Using state-of-the-art 4D mapping technology, the Fishermans Bend digital twin will allow planners, architects and the public to visualise the area through a 3D model of the site, above and below ground. Planners will be able to visualise potential outcomes and analyse impacts in order to make more informed decisions.
The University of Melbourne’s Centre for Spatial Data Infrastructures and Land Administration (CSDILA) said that the digital twin, will allow spatial information to be searched, discovered, aggregated and visualised seamlessly, regardless of the system, server or application. Over time, this project will lead to other digital systems, which, either independently or collectively, will enable government stakeholders to coordinate the management of smart, sustainable and liveable regions. The Fishermans Bend Project will function as a testbed towards maximising sustainable outcomes, with the digital twin allowing for a more responsible approach to urban renewal and precinct planning activities.

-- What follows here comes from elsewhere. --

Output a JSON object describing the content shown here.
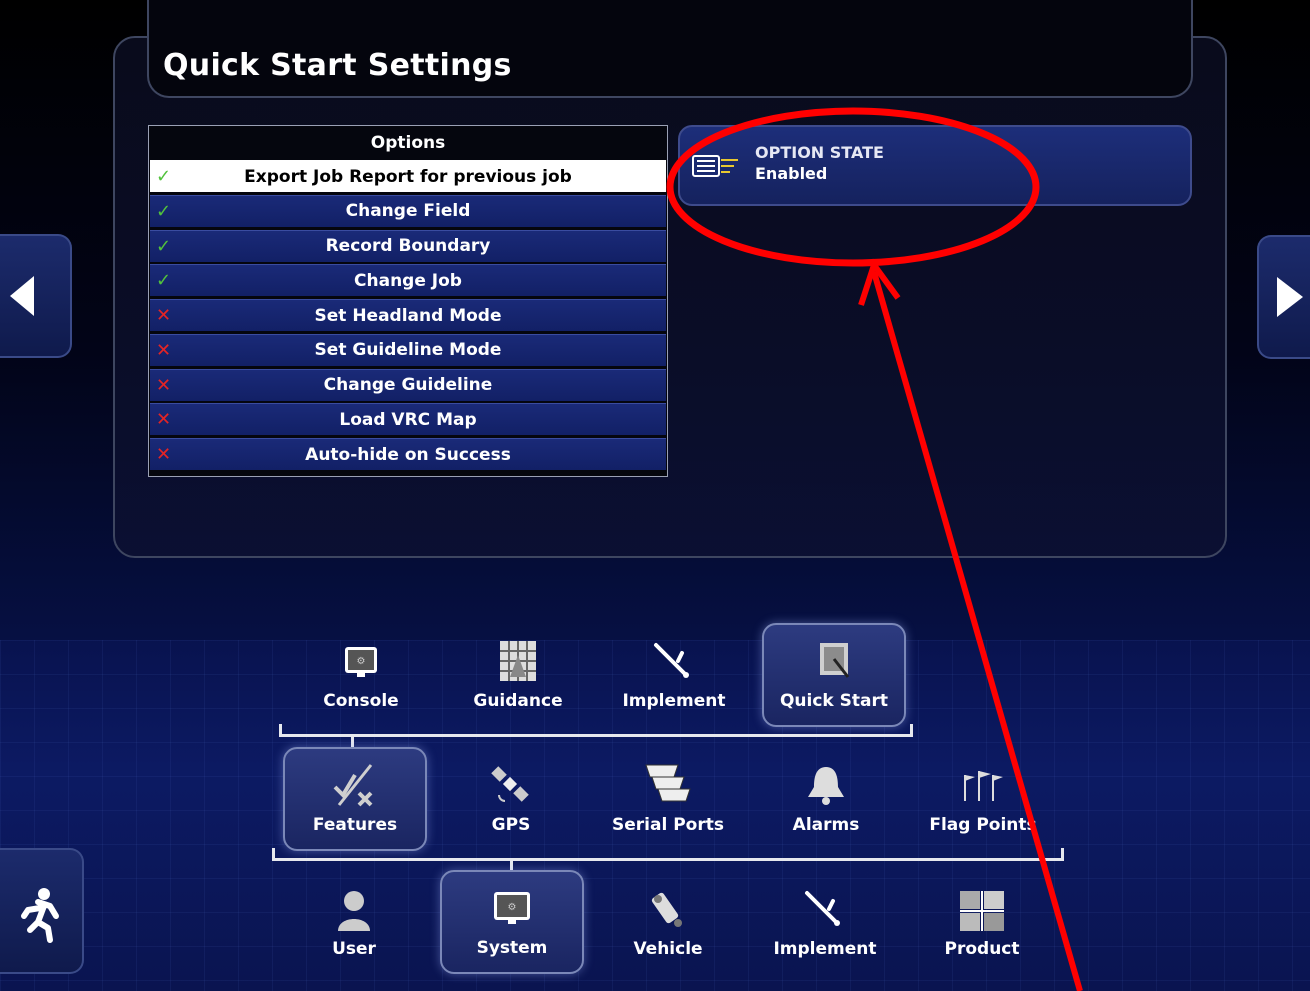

Professor Abbas Rajabifard, Director of CSDILA, said that the Fishermans Bend digital twin will enable the “[collection, management and visualisation of] complex information using geospatial innovations to make better decisions about future cities.”
Minister for Planning Richard Wynne said that “It will ensure Victoria takes the lead in planning and spatial services – meaning we can make better decisions and keep Victoria one of the most liveable places in the world.”
Covering approximately 480 hectares, Fishermans Bend is Australia’s largest urban renewal project. Fishermans Bend comprises 5 precincts, including an employment precinct on the Northwestern end of the site, which is identified as a National Economic and Innovation Cluster in Plan Melbourne. It is estimated that Fishermans Bend will be home to approximately 80,000 residents and 80,000 jobs by 2050.
The project is a collaboration between the City of Melbourne, the City of Port Phillip and the CSIRO’s Data61, as well as various other state agencies such as Melbourne Water.
Cover Image: Aerial Photo of Fishermans Bend (Photo: City of Melbourne)